Of course, it wasn't as flashy as the strange effects P.A. (Thomas Daloz) sees playing out around him, presumably from the Large Hadron Collider which is located below the town. That becomes a potent metaphor, something beyond his teenage aimlessness that he can't yet grasp, distorting reality itself. It's often on the periphery, and it would probably take another viewing and some mulling over to see how far Harrison is going with this - the final shot suggests things coming together and smashing into more basic pieces, which may be how young people feel these days, placed in situations out of their control to see what happens, although it doesn't necessarily fit the rest of the film. Maybe it's something simpler, like understanding the world is founded on unknowable mysteries but that moving ahead means trying to solve what you can anyway.

It's a tough thing to embody, but I like the way Daloz manages it. P.A. is not an especially active, charismatic character, but Daloz and the filmmakers give him worth to go along with his doubt, a good heart even as confusion often results in pettiness. He plays well off Salvatore Ferro as a similar best friend and Néa Lüders as the girl who starts off as his second choice but proves quite winning. They integrate well into the world Harrison gives them, full of advanced but banal science and seemingly inexplicable mysticism.

Definitely one I'd like to see at a better hour and not just the fifth show in a very long day.

1 comment:

Brock said...

Hey Jay, really enjoyed your take on The Two Hundred Fifth! It's a great, fair review and I appreciate your thoughtful approach.

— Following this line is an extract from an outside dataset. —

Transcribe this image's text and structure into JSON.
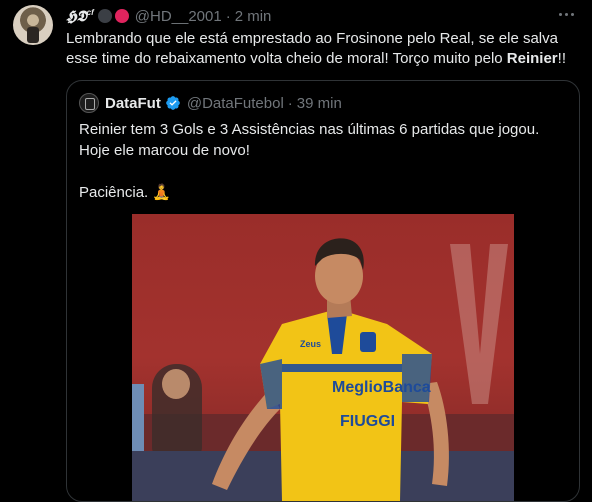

You really keyed in on some of the things going on underneath the surface that not everyone sees, and I totally agree that I was really pushing against the short film format. Hopefully, 205 gets a chance to break out beyond it one day.